**WORK INSTRUCTIONS**
Find the lines in these entries that include the word "JSON" and state how many there are, with no other words.

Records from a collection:
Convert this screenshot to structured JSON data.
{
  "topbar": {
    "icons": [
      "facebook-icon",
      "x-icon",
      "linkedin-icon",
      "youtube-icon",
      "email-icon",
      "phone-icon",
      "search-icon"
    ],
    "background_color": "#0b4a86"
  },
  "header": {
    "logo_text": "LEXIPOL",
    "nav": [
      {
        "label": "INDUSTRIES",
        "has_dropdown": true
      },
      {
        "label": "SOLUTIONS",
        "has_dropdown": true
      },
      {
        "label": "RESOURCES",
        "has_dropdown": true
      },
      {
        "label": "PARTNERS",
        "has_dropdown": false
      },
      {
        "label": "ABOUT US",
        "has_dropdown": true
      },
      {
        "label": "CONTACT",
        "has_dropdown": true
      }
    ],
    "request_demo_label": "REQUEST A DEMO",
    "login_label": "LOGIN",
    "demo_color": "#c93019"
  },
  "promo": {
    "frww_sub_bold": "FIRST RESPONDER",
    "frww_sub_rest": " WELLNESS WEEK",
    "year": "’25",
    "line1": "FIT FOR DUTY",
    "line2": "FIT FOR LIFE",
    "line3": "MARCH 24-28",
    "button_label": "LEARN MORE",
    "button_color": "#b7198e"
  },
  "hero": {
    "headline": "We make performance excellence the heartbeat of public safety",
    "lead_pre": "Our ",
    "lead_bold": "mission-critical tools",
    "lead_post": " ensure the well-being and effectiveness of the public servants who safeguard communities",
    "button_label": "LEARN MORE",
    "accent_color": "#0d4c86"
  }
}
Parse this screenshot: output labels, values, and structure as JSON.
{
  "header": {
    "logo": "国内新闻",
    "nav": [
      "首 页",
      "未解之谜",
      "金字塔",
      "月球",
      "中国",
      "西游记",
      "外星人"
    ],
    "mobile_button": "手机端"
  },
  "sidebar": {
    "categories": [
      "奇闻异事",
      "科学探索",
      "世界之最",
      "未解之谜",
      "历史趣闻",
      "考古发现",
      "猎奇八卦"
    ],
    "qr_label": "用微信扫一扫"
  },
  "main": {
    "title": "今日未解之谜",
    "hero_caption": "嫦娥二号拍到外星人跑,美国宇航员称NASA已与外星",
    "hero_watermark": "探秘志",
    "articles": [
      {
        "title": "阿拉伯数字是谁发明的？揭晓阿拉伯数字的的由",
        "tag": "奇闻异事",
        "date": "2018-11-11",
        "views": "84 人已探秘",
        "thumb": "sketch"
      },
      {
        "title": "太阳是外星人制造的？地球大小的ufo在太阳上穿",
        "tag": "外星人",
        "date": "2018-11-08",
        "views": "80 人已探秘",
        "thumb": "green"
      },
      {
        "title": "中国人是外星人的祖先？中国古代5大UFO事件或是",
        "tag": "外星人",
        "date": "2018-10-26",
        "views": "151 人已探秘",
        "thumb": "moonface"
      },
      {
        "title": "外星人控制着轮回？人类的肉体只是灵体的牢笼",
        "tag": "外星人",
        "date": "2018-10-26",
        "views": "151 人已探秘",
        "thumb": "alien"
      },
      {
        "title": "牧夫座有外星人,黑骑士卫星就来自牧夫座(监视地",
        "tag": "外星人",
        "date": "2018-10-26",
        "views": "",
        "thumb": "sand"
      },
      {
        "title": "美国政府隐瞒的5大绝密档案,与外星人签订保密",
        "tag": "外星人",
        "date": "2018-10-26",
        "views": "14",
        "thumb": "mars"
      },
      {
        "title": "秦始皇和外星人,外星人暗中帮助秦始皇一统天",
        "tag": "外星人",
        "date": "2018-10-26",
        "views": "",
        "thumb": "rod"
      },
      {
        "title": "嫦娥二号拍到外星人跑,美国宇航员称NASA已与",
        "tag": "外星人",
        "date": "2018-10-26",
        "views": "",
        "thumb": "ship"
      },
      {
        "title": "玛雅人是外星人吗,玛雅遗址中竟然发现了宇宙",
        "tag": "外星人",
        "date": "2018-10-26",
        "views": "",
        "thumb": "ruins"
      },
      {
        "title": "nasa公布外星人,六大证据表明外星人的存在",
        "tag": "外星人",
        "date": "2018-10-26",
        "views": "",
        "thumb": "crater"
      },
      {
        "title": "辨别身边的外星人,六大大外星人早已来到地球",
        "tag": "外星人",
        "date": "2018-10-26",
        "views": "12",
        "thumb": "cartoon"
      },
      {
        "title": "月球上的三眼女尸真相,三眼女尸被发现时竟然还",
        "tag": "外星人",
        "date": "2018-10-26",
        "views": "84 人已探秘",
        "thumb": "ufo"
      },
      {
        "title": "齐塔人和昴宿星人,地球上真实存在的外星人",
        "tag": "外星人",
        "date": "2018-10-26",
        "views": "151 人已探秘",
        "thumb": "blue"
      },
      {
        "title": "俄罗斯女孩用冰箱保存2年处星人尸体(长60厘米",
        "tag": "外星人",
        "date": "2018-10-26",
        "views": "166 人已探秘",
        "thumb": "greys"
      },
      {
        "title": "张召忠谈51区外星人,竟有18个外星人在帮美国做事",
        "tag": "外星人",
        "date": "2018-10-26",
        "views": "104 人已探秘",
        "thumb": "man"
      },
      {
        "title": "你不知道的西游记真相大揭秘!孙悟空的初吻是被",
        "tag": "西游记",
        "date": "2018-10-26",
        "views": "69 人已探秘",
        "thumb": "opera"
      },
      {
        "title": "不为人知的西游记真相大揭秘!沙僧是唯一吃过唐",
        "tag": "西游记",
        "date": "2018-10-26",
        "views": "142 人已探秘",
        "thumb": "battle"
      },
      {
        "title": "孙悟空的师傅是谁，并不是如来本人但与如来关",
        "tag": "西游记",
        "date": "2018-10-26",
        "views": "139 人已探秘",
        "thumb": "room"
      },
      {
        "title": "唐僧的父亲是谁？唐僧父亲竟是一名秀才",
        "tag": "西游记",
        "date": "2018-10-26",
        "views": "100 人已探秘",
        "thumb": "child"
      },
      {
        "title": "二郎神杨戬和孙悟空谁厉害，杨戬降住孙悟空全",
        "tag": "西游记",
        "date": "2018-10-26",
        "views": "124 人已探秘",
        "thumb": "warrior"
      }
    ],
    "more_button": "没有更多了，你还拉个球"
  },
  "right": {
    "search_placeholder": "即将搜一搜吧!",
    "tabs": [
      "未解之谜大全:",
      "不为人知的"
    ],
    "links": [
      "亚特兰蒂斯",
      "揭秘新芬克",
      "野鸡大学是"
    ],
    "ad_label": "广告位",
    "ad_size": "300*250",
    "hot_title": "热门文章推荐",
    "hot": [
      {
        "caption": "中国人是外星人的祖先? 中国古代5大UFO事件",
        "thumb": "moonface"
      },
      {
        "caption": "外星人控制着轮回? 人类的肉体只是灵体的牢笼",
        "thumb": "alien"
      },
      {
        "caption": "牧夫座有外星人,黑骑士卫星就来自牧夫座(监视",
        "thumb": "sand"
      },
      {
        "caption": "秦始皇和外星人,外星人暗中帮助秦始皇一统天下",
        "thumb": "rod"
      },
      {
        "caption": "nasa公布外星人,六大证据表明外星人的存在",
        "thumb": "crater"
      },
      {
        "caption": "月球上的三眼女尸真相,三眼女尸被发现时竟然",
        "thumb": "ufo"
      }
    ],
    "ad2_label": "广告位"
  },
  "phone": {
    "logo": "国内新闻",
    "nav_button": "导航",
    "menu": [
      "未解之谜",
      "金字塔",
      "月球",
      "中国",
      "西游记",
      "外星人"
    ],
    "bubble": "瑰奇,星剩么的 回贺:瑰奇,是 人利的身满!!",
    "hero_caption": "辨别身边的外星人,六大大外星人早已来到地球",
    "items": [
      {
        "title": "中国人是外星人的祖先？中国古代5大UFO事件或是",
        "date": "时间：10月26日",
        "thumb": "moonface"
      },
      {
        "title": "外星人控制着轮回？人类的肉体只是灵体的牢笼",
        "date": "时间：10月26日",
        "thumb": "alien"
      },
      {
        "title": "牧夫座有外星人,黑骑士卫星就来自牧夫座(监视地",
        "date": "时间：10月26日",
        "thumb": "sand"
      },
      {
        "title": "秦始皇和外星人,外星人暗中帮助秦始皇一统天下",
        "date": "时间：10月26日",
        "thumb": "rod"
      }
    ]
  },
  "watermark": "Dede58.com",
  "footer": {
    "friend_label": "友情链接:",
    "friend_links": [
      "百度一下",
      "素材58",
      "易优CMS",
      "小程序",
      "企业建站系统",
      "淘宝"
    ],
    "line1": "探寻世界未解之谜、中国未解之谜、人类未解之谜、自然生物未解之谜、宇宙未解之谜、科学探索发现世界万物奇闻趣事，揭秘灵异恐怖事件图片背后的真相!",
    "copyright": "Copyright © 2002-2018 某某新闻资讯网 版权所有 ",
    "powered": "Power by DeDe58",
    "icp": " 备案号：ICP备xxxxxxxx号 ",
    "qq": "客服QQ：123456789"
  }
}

**WORKED SOLUTION**
2